Panel at UW-Whitewater raises awareness for human trafficking
The Rock County Anti-Human Trafficking Task Force discussed warning signs, awareness, and experiences of human trafficking at a panel at UW-Whitewater Monday night.
The panel featured six task force members as well as a local survivor of human trafficking, and a presentation. The task force is made up of community members and groups, ranging from school faculty to law enforcement and many more, across Rock County.
"The objective is to keep our youth safe from sex trafficking, and that is all ages.
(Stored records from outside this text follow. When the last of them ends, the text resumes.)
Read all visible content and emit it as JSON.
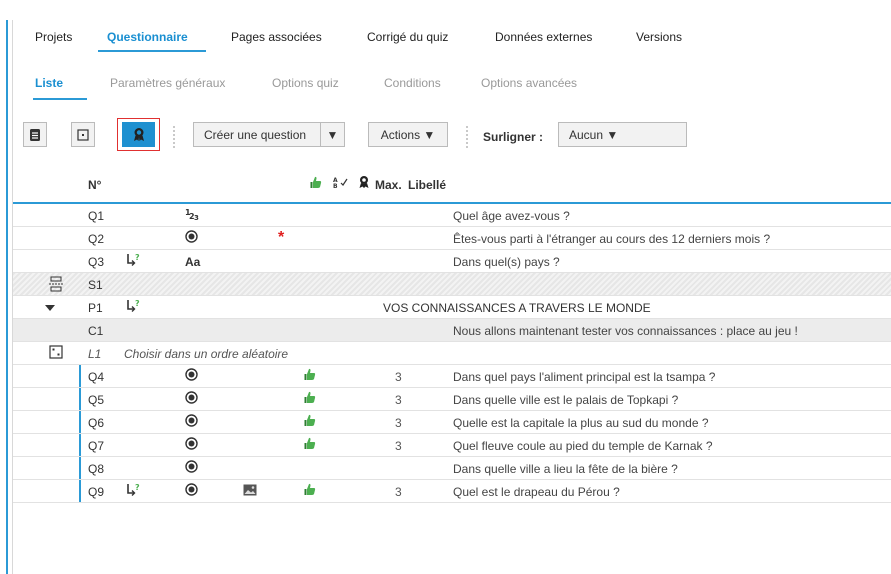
{
  "tabs": {
    "main": [
      "Projets",
      "Questionnaire",
      "Pages associées",
      "Corrigé du quiz",
      "Données externes",
      "Versions"
    ],
    "sub": [
      "Liste",
      "Paramètres généraux",
      "Options quiz",
      "Conditions",
      "Options avancées"
    ]
  },
  "toolbar": {
    "create_question": "Créer une question",
    "actions": "Actions ▼",
    "highlight_label": "Surligner :",
    "highlight_value": "Aucun ▼"
  },
  "header": {
    "num": "N°",
    "max": "Max.",
    "label": "Libellé"
  },
  "rows": [
    {
      "num": "Q1",
      "label": "Quel âge avez-vous ?"
    },
    {
      "num": "Q2",
      "label": "Êtes-vous parti à l'étranger au cours des 12 derniers mois ?",
      "required": "*"
    },
    {
      "num": "Q3",
      "label": "Dans quel(s) pays ?",
      "type": "Aa"
    },
    {
      "num": "S1"
    },
    {
      "num": "P1",
      "label": "VOS CONNAISSANCES A TRAVERS LE MONDE"
    },
    {
      "num": "C1",
      "label": "Nous allons maintenant tester vos connaissances : place au jeu !"
    },
    {
      "num": "L1",
      "label": "Choisir dans un ordre aléatoire"
    },
    {
      "num": "Q4",
      "max": "3",
      "label": "Dans quel pays l'aliment principal est la tsampa ?"
    },
    {
      "num": "Q5",
      "max": "3",
      "label": "Dans quelle ville est le palais de Topkapi ?"
    },
    {
      "num": "Q6",
      "max": "3",
      "label": "Quelle est la capitale la plus au sud du monde ?"
    },
    {
      "num": "Q7",
      "max": "3",
      "label": "Quel fleuve coule au pied du temple de Karnak ?"
    },
    {
      "num": "Q8",
      "label": "Dans quelle ville a lieu la fête de la bière ?"
    },
    {
      "num": "Q9",
      "max": "3",
      "label": "Quel est le drapeau du Pérou ?"
    }
  ]
}
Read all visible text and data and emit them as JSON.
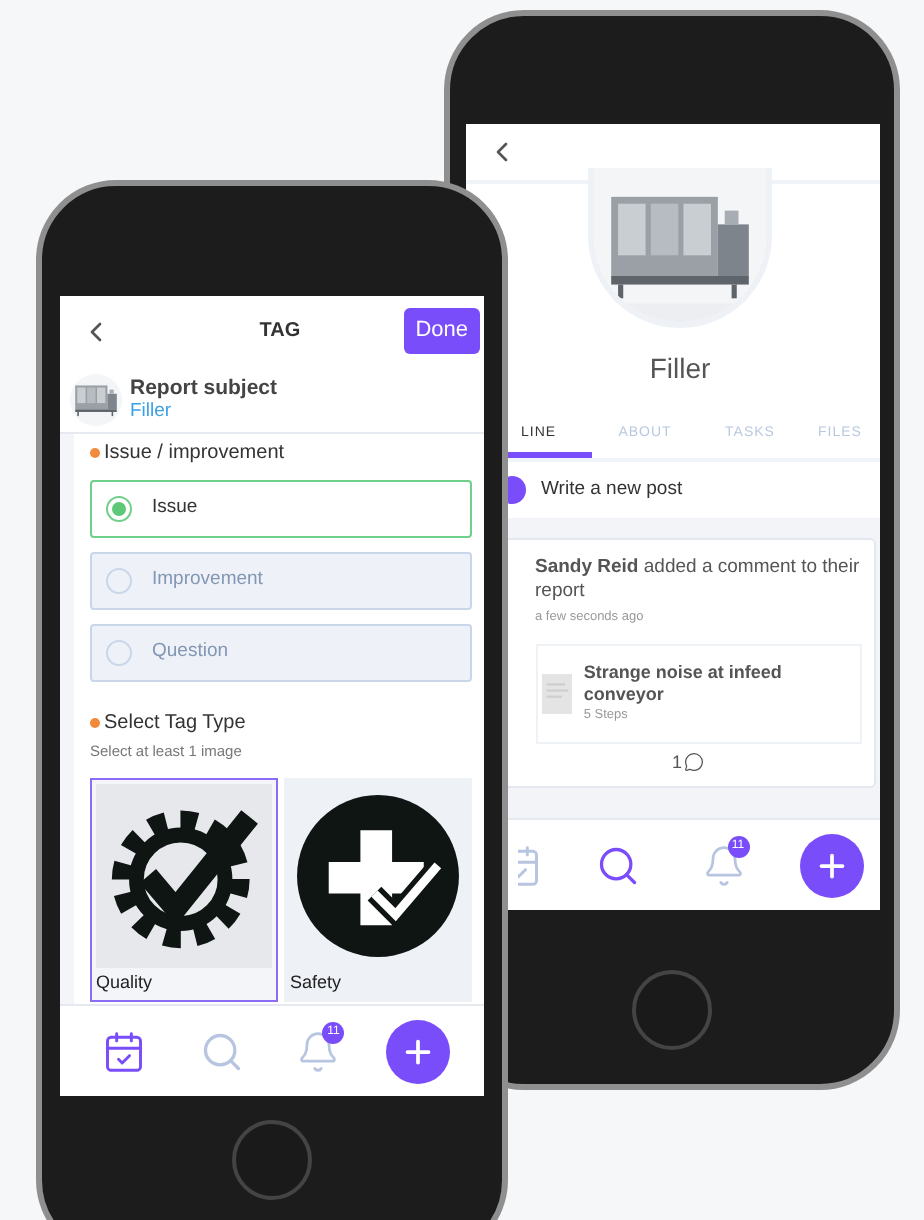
{
  "back_phone": {
    "profile": {
      "name": "Filler"
    },
    "tabs": [
      {
        "label": "LINE",
        "selected": true
      },
      {
        "label": "ABOUT",
        "selected": false
      },
      {
        "label": "TASKS",
        "selected": false
      },
      {
        "label": "FILES",
        "selected": false
      }
    ],
    "composer": {
      "placeholder": "Write a new post"
    },
    "feed": [
      {
        "text": "**Sandy Reid** added a comment to their report",
        "time": "a few seconds ago",
        "attachment": {
          "title": "Strange noise at infeed conveyor",
          "subtitle": "5 Steps"
        },
        "comment_count": "1"
      }
    ],
    "nav": [
      {
        "kind": "calendar",
        "selected": false
      },
      {
        "kind": "search",
        "selected": true
      },
      {
        "kind": "bell",
        "selected": false,
        "badge": "11"
      },
      {
        "kind": "add",
        "selected": false
      }
    ]
  },
  "front_phone": {
    "header": {
      "title": "TAG",
      "action": "Done"
    },
    "subject": {
      "label": "Report subject",
      "value": "Filler"
    },
    "issue_type": {
      "label": "Issue / improvement",
      "required": true,
      "options": [
        {
          "label": "Issue",
          "selected": true
        },
        {
          "label": "Improvement",
          "selected": false
        },
        {
          "label": "Question",
          "selected": false
        }
      ]
    },
    "tag_type": {
      "label": "Select Tag Type",
      "hint": "Select at least 1 image",
      "required": true,
      "tiles": [
        {
          "kind": "quality",
          "label": "Quality",
          "selected": true
        },
        {
          "kind": "safety",
          "label": "Safety",
          "selected": false
        }
      ]
    },
    "nav": [
      {
        "kind": "calendar",
        "selected": true
      },
      {
        "kind": "search",
        "selected": false
      },
      {
        "kind": "bell",
        "selected": false,
        "badge": "11"
      },
      {
        "kind": "add",
        "selected": false
      }
    ]
  }
}
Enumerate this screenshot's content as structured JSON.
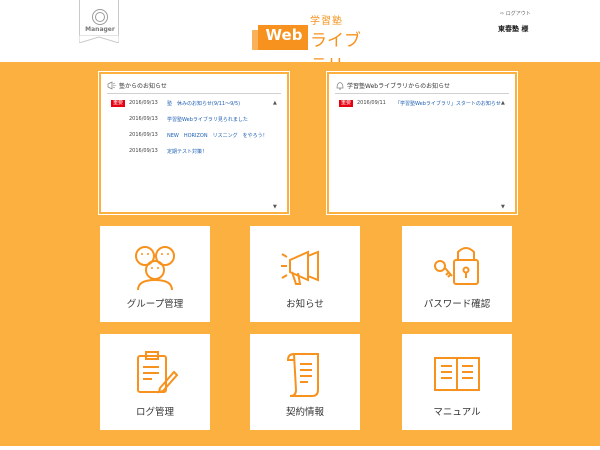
{
  "header": {
    "badge_label": "Manager",
    "logo": {
      "small_text": "学習塾",
      "web_text": "Web",
      "big_text": "ライブラリ"
    },
    "logout_label": "ログアウト",
    "user_name": "東春塾 様"
  },
  "panels": {
    "left": {
      "title": "塾からのお知らせ",
      "items": [
        {
          "badge": "重要",
          "date": "2016/09/13",
          "title": "塾　休みのお知らせ(9/11〜9/5)"
        },
        {
          "badge": "",
          "date": "2016/09/13",
          "title": "学習塾Webライブラリ見られました"
        },
        {
          "badge": "",
          "date": "2016/09/13",
          "title": "NEW　HORIZON　リスニング　をやろう！"
        },
        {
          "badge": "",
          "date": "2016/09/13",
          "title": "定期テスト対策！"
        }
      ]
    },
    "right": {
      "title": "学習塾Webライブラリからのお知らせ",
      "items": [
        {
          "badge": "重要",
          "date": "2016/09/11",
          "title": "「学習塾Webライブラリ」スタートのお知らせ"
        }
      ]
    }
  },
  "tiles": {
    "group": {
      "label": "グループ管理",
      "icon": "group-icon"
    },
    "notice": {
      "label": "お知らせ",
      "icon": "megaphone-icon"
    },
    "password": {
      "label": "パスワード確認",
      "icon": "key-lock-icon"
    },
    "log": {
      "label": "ログ管理",
      "icon": "clipboard-pen-icon"
    },
    "contract": {
      "label": "契約情報",
      "icon": "document-scroll-icon"
    },
    "manual": {
      "label": "マニュアル",
      "icon": "open-book-icon"
    }
  },
  "colors": {
    "brand_orange": "#f7921e",
    "background_orange": "#fbb040",
    "important_red": "#e60012",
    "link_blue": "#1f5fb4"
  }
}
Not just high school age or middle school age, but also our elementary youth," said Carrie Wyatt, a Spanish teacher at Craig High School in Janesville, and the Vice Chair of the executive committee of the Rock County Anti-Human Trafficking Task Force. "We have so many vulnerabilities in our society today for our youth who have some kind of need, whether it's emotional, physical, food, clothing, shelter, things that make them vulnerable to predators."
Another thing that makes youth vulnerable to predators - social media.
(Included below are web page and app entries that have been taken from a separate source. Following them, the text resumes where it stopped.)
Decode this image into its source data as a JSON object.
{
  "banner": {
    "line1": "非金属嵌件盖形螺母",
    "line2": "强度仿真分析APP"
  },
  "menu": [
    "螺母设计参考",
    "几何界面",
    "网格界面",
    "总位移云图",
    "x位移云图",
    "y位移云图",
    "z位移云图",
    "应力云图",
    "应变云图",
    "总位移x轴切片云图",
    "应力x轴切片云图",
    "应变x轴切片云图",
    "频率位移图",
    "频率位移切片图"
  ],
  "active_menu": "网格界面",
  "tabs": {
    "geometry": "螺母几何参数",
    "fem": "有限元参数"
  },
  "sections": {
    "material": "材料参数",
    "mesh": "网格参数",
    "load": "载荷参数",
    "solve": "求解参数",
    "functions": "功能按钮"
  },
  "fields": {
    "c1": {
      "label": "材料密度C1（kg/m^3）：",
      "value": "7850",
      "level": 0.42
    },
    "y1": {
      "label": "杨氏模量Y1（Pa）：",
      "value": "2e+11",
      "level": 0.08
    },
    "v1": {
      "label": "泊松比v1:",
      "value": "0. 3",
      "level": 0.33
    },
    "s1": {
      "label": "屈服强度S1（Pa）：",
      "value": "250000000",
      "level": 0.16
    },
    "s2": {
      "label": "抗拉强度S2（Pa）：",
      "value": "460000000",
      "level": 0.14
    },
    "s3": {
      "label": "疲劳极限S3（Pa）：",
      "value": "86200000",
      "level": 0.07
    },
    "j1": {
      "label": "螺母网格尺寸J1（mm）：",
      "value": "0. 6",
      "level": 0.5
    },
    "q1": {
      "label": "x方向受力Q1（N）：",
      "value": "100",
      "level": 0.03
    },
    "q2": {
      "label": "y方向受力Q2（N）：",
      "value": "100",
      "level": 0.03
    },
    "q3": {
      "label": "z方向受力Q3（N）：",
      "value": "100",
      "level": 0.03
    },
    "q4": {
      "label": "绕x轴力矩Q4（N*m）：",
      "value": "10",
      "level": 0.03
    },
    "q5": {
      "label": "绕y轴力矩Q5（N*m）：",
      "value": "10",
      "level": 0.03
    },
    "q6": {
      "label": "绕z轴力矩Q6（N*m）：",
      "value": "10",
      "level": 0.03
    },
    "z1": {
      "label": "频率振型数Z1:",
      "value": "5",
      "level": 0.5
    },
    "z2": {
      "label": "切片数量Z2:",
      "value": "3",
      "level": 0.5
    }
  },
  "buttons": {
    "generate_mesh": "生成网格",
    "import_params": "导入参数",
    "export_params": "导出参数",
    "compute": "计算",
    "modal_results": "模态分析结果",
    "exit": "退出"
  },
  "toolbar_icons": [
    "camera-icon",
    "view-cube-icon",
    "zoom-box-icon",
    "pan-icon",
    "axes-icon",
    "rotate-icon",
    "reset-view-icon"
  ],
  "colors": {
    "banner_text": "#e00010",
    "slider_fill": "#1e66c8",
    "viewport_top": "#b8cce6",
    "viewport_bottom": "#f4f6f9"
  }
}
"That oftentimes begins online, through social media, apps, games that kids play. The predators know where to go because they go where the kids go, and then they hide their true identity, develop friendships with our youth," Wyatt said. "We need to do things to help our parents know what to look for, help our youth know where to go."
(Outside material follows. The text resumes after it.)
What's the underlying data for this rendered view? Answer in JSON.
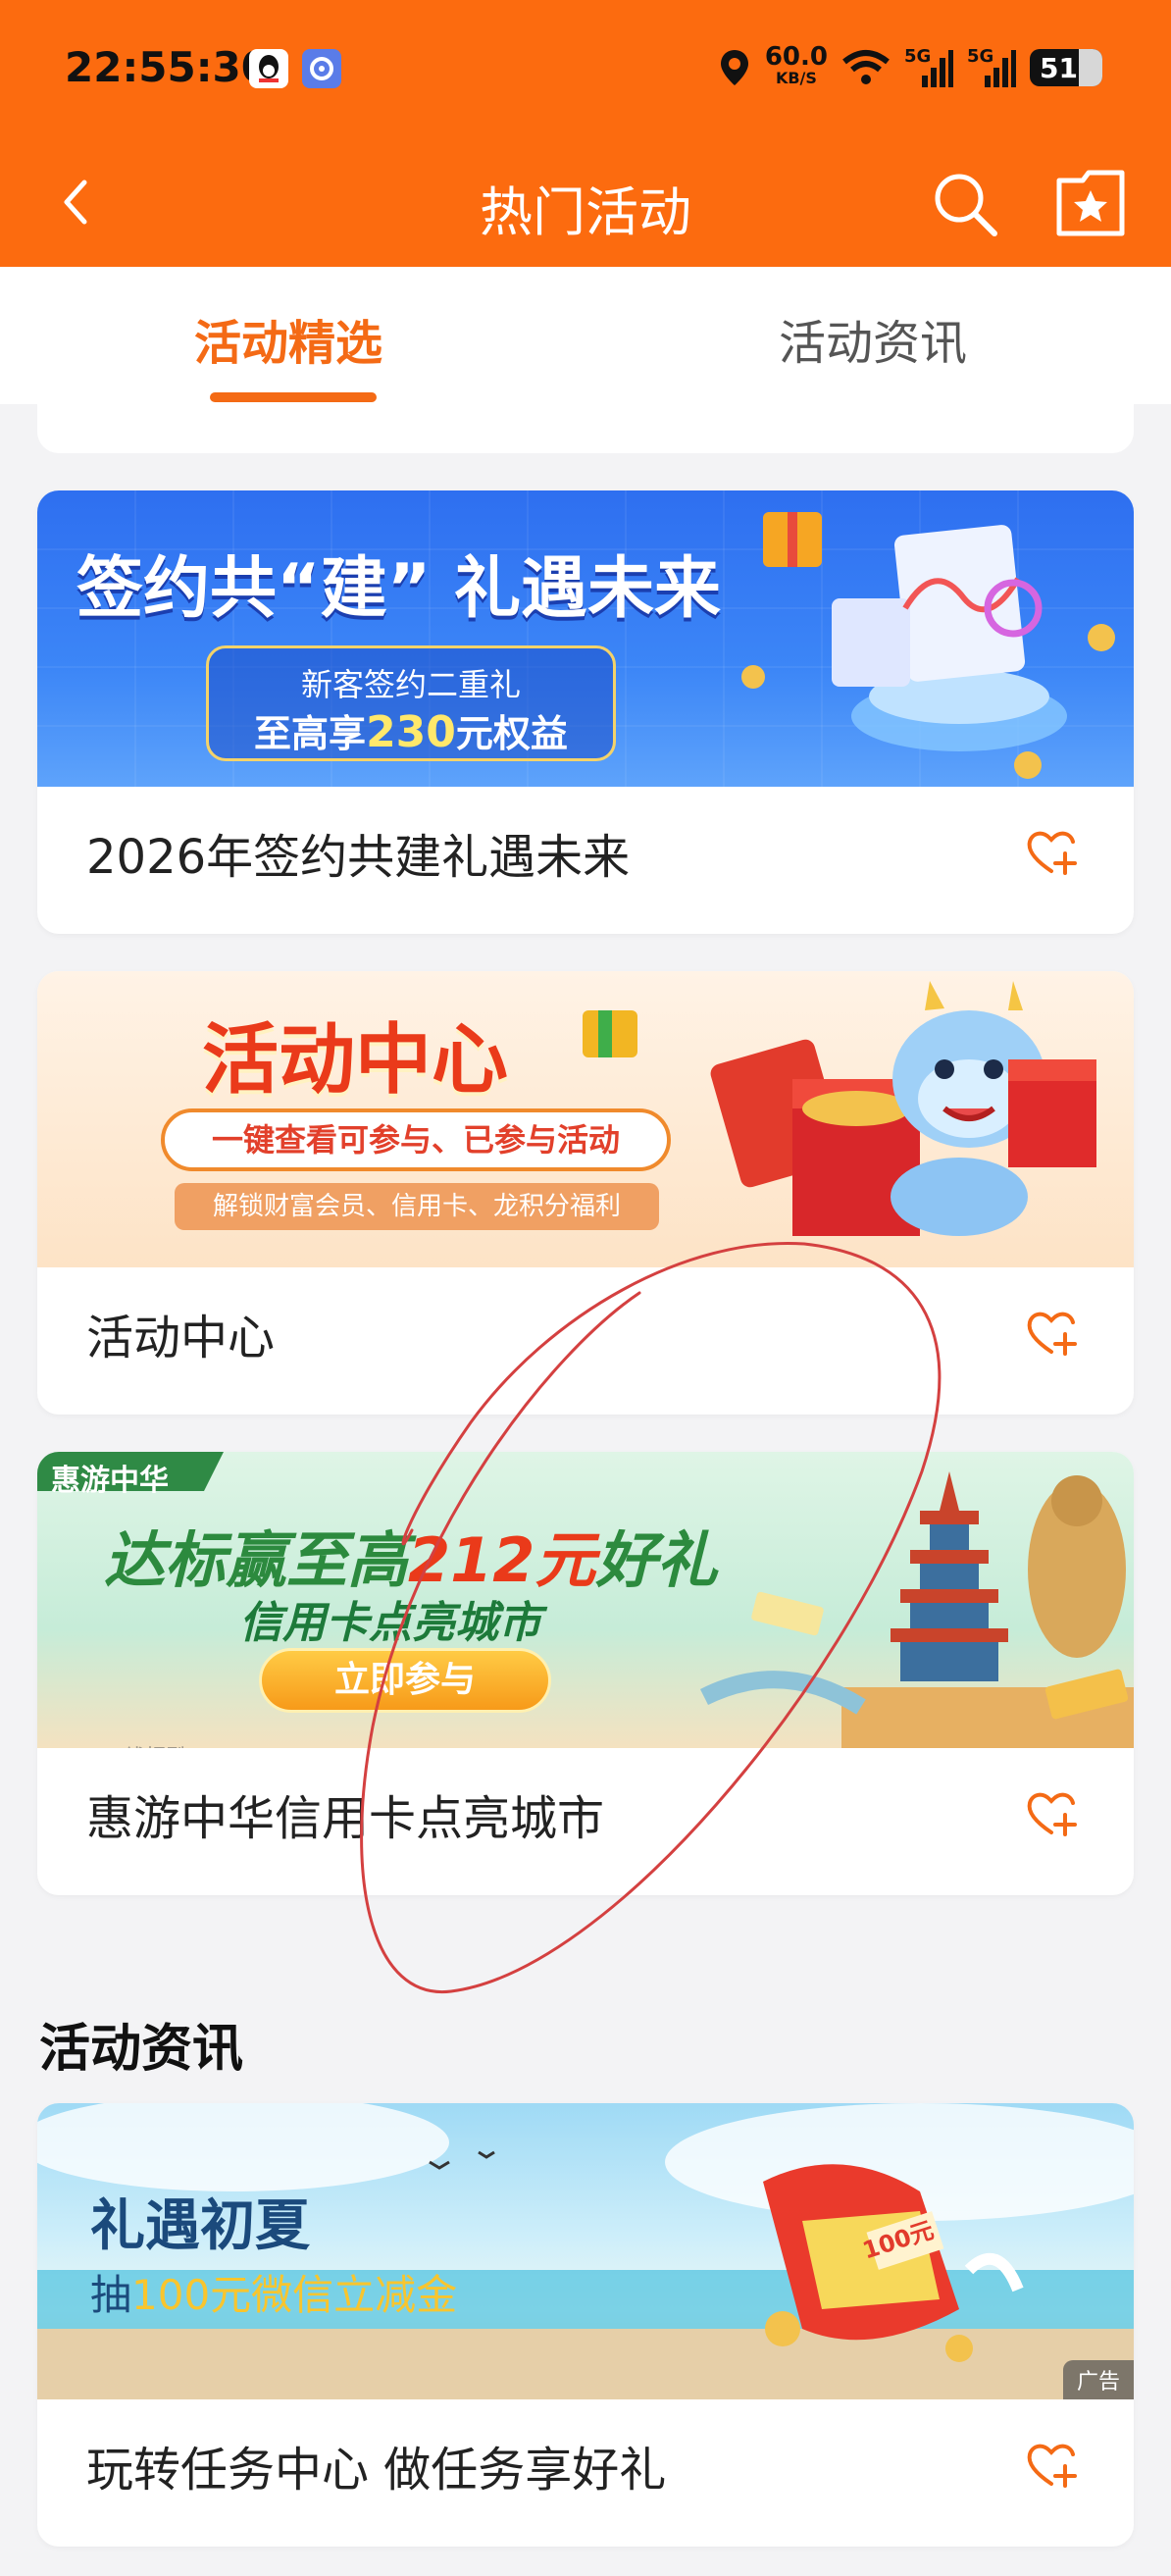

Genevieve Church, a student at Craig High School, said that in her experience, being contacted by strangers on social media is becoming more and more common.
"I definitely look out for those creepy texts and Snapchats from people, they'll send me unsolicited pictures," she said. "If I get a Snapchat from someone I don't know, I instantly delete it, I will not open it. Because I don't know what it is."
Church is the president of the Human Relations Club at Craig High School. Church said the club focuses on inclusivity and community building at the school, and hosts discussions and viewings on topics like trafficking and domestic violence.
In addition to social media, Wyatt said location is another factor to consider for Rock County.
"We are on that corridor, that triangle," she said. "We have so much commercial industry with our interstate systems that go right through here, and it's easy access on and off the highway, easy to make contacts and then meet up at certain places."
The Rock County Anti-Human Trafficking Task Force is working to combat these risks.
"We do a lot of prevention awareness and intervention training," she said. Wyatt said they've trained over 1,300 people in Rock County. Since last February, Wyatt said they've trained nearly 400 staff members in the Janesville school district.
"The more we can make it uncomfortable for our traffickers to be here, that's what we want to do."